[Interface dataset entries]

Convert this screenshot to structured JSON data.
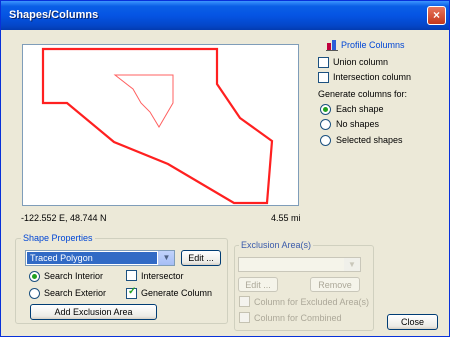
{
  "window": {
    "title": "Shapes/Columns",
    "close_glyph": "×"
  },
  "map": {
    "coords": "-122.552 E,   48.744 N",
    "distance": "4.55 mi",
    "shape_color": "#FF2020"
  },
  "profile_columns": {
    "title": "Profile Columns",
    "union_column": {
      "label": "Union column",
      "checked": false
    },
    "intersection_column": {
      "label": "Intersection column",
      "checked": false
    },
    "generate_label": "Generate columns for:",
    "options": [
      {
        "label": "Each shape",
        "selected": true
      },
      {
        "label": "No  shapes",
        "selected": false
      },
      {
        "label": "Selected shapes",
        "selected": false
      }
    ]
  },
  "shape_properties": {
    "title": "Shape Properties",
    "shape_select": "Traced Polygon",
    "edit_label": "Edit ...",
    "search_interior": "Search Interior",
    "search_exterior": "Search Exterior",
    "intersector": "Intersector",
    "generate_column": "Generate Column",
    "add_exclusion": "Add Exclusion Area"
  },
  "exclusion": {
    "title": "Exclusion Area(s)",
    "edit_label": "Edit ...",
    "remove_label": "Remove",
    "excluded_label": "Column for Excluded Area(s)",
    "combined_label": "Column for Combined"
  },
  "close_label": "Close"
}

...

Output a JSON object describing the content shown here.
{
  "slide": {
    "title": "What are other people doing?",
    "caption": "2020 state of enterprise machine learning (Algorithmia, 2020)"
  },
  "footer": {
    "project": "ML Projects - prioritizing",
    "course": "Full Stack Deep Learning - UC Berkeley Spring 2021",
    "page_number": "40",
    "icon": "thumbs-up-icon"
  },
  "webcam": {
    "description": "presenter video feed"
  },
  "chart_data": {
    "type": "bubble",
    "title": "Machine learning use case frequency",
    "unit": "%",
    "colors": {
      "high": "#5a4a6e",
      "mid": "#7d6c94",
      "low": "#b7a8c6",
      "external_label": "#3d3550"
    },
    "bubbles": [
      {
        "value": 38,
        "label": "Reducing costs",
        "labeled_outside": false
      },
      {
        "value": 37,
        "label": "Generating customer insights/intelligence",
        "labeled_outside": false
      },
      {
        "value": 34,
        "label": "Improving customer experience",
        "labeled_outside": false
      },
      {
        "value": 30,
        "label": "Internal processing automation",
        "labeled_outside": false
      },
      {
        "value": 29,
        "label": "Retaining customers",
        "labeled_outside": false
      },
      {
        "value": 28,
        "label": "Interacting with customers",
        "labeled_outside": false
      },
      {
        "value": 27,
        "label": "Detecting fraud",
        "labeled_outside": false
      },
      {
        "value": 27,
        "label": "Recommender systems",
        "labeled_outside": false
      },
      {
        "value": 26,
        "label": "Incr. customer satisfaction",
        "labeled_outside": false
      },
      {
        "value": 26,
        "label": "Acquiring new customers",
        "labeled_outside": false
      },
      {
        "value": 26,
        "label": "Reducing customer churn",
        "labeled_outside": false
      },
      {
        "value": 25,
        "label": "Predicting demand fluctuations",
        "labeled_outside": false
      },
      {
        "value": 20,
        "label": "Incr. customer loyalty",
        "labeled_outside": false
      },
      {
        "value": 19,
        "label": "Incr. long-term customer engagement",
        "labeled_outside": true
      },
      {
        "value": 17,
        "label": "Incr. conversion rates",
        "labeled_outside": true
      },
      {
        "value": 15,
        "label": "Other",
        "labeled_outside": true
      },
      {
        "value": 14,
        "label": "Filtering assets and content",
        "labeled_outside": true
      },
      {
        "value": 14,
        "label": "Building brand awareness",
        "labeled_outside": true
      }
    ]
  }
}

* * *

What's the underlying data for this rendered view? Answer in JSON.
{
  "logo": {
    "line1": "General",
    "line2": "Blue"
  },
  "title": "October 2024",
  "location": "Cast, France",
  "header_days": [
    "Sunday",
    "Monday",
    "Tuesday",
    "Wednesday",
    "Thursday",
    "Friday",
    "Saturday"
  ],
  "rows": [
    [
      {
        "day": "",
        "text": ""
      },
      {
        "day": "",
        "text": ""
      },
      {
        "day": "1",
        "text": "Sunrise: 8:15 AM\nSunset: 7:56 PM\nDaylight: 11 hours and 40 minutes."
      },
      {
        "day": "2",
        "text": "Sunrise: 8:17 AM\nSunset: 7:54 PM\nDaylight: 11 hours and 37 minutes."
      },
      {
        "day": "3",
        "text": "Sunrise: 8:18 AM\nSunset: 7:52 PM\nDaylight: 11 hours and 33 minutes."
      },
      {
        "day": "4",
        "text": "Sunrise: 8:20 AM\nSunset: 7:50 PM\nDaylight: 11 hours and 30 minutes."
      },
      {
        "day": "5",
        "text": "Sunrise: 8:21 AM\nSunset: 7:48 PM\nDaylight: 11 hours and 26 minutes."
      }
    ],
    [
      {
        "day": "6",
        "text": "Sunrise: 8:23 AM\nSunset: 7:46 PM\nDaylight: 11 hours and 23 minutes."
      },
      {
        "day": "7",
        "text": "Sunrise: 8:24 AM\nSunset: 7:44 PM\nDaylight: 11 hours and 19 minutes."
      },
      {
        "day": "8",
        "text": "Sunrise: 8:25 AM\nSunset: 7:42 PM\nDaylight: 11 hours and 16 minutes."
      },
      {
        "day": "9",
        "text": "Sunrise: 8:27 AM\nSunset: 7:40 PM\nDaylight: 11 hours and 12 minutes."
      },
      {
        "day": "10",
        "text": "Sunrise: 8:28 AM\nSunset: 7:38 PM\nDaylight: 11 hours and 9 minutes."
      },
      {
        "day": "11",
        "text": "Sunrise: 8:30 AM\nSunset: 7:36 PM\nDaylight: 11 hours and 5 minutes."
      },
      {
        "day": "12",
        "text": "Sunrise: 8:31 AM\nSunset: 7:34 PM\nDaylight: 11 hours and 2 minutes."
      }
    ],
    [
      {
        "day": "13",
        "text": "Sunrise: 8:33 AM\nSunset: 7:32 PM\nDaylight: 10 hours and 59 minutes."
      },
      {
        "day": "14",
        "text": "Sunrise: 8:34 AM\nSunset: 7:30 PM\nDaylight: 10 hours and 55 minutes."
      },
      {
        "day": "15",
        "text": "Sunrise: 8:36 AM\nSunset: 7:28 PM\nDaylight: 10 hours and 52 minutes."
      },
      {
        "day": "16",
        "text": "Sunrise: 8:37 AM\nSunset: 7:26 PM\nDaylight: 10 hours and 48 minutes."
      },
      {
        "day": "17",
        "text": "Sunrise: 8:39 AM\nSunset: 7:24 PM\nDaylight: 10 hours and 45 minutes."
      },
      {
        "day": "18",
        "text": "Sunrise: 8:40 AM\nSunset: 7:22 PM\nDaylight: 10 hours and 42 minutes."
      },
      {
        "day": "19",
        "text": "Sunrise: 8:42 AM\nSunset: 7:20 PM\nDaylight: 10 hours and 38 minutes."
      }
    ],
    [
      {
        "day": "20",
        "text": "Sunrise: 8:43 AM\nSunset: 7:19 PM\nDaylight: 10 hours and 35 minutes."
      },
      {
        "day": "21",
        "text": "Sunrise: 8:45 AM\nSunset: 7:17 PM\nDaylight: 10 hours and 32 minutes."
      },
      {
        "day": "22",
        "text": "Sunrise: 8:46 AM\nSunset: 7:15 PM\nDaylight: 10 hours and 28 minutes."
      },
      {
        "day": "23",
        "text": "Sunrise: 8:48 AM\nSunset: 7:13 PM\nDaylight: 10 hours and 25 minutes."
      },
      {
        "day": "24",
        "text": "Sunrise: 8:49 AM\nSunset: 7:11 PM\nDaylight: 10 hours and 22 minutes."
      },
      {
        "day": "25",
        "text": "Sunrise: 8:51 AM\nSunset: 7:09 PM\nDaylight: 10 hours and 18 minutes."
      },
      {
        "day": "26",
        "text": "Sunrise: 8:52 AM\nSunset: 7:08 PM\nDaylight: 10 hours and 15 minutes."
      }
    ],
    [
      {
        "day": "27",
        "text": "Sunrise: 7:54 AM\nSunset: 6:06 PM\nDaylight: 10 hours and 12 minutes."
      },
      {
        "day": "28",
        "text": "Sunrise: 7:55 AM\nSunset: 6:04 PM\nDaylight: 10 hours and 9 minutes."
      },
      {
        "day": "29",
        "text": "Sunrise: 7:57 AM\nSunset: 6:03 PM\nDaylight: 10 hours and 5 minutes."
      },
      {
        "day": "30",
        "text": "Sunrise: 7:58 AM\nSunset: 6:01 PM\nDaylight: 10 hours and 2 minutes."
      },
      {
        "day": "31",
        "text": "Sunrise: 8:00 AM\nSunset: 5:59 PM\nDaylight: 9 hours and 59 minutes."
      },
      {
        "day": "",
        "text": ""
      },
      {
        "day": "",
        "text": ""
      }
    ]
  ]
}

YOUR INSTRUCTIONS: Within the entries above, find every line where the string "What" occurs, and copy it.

RESPONSE BELOW:
    "title": "What are other people doing?",
What's the underlying data for this rendered view? Answer in JSON.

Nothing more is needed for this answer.